While Sorkin has always been something of an idealist with a touch of the proselytizer lurking within, his gift for screwball dialogue has often kept it in check. On The West Wing, his dream White House featured a dazzling collection of comic characters crisscrossing each other in constant motion as if they were trying to keep up with the thoughts teeming and streaming through their brains. His script for David Fincher's The Social Network, which was the story of Mark Zuckerberg (Jesse Eisenberg) the billionaire founder of Facebook, was a sublime comedy of malice about mercenary genius nerds. While the movie didn’t celebrate Zuckerberg's unethical guile, it took us right into the scheming brain of a social outsider who found devious ways to get on the inside. It was like Budd Schulberg’s What Makes Sammy Run? (1941) for the computer age. But by the time, Sorkin made The Newsroom for HBO it was as if he had suddenly lost faith in the audience he'd won in The West Wing. Instead of creating the crackling vibe of a television news centre, Sorkin built pulpits from which his characters could preach. His dialogue had lost none of its speed, but its screwball dance turned straight and narrow and quickly wore you down. By the time he wrote Steve Jobs for director Danny Boyle, his machine-gun style had become so redundant that you couldn't connect the words to the characters speaking them. The dialogue began to blur because it seemed to be there for its own sake. Molly's Game contains enough verbiage for three movies, but all it does is pull you away from the drama and the characters.

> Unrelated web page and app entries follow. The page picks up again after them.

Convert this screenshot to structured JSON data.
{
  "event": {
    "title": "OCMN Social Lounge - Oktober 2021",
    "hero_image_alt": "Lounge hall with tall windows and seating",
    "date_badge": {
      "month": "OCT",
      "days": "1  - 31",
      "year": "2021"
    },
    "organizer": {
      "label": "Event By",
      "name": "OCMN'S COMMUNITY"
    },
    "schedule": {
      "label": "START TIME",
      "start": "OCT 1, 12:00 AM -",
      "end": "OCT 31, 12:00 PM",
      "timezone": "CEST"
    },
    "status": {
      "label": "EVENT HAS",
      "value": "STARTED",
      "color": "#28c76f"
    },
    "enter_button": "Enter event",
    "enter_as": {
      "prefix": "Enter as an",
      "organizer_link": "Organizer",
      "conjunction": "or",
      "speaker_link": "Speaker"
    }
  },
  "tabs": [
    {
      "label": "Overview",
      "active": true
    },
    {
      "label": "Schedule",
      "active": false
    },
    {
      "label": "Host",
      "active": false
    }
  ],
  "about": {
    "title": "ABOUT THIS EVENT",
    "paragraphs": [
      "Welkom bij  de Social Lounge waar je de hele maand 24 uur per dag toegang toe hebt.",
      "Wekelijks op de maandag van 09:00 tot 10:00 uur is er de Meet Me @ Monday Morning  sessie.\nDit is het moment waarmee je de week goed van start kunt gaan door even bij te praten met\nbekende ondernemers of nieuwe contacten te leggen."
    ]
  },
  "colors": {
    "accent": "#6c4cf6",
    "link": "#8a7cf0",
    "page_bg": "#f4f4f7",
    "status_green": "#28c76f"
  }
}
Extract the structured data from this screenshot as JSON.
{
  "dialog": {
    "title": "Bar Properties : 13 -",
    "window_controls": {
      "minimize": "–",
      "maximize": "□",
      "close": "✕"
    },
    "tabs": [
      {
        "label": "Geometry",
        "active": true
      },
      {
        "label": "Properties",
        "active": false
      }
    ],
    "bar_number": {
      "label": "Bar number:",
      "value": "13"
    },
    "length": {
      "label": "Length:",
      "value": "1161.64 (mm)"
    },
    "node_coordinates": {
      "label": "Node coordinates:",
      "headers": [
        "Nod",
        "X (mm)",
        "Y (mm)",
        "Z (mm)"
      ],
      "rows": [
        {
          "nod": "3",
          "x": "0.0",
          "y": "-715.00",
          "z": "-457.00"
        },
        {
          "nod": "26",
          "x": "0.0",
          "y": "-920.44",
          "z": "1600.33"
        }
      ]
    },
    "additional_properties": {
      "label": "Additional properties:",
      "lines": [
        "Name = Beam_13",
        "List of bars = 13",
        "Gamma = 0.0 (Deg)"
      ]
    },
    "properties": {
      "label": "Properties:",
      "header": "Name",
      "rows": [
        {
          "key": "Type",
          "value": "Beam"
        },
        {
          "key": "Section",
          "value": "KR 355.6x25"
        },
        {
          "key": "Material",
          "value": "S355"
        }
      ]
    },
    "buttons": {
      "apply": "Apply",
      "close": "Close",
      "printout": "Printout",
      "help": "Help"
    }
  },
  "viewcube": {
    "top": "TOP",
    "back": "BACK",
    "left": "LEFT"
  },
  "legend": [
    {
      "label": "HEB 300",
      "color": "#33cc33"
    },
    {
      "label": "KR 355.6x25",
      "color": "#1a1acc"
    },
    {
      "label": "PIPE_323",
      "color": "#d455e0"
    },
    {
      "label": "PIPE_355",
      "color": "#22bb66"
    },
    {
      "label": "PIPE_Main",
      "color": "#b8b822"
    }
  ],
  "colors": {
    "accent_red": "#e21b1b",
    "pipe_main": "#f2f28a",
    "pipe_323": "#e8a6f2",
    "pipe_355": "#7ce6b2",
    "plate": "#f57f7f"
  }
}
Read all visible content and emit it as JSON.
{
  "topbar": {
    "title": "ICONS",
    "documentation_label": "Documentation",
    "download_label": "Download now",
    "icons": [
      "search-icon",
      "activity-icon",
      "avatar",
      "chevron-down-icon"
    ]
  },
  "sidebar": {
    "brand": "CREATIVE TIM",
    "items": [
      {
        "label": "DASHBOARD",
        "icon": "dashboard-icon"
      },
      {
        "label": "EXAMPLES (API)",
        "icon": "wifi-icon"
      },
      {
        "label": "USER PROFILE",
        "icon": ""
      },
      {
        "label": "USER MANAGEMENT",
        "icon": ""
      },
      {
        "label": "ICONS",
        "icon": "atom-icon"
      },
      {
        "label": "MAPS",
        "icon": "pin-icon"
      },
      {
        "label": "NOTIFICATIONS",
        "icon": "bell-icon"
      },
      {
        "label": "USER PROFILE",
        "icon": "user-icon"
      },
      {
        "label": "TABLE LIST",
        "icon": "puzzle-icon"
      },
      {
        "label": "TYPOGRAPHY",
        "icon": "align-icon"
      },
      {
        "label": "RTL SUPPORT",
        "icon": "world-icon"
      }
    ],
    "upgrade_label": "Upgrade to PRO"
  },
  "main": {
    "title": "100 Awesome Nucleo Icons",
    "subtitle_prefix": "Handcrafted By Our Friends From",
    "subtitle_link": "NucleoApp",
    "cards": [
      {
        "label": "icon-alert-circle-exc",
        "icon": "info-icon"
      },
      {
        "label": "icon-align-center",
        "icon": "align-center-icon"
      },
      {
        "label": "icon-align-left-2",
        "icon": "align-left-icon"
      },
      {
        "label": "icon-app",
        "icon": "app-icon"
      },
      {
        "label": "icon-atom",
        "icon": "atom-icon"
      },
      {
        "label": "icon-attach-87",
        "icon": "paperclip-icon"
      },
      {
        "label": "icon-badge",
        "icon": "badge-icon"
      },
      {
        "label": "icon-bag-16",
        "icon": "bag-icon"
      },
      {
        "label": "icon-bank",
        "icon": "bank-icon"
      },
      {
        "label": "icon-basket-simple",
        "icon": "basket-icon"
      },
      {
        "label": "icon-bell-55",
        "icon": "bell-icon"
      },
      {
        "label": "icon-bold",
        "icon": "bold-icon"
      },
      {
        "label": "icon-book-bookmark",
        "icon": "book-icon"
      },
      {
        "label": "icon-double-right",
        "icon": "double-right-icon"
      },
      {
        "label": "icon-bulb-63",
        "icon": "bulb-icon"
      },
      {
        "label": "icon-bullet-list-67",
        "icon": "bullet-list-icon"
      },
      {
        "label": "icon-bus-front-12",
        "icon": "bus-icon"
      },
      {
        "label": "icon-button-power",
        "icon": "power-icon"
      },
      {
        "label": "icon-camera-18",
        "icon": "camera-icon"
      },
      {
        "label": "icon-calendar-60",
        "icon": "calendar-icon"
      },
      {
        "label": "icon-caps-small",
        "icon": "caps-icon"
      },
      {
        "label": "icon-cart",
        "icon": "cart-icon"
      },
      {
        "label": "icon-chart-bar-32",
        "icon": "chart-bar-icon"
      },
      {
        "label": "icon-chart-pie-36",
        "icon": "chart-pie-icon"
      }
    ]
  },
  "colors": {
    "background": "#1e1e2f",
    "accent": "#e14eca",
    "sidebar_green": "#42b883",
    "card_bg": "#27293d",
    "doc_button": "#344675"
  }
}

Jeremy Strong manages to make the most of his vibrant pungency as Molly's disreputable mentor, but Idris Elba is not so lucky. He's no more than a plaster saint as her lawyer. He was sleek and riveting as a drug lord in The Wire, but he's more blandly noble here than he was as Nelson Mandela in Mandela: Long Walk to Freedom (2013). Since we're given to believe that Molly's drives are tied to her father issues, Sorkin sets up Elba's Charlie as the good and decent father (unlike her own) with a daughter he's also trying to mentor properly and has furnished with a reading list. She is currently studying Arthur Miller's The Crucible; the metaphor is a lead balloon since it's painfully obvious that Sorkin sees Bloom – like John Proctor – as having given her soul but in the end all she wants is her name. Molly Bloom may have a name in Molly's Game, but the picture does little to give her a soul. Sorkin backs away from the enticingly sordid world the story presents because he wants to hold her up as a hero who never got her hands dirty. In poker, you wouldn't even try to bluff an amateur with a hand like that.

– Kevin Courrier is a freelance writer/broadcaster, film critic and author (Dangerous Kitchen: The Subversive World of ZappaRandy Newman's American Dreams33 1/3 Captain Beefheart's Trout Mask ReplicaArtificial Paradise: The Dark Side of The Beatles Utopian Dream). Courrier teaches part-time film courses to seniors through the LIFE Institute at Ryerson University in Toronto and other venues. His forthcoming book is Talking Out of Turn: A Collection of Reviews, Interviews and Remembrances currently being assembled on Blogger.

No comments:

Post a Comment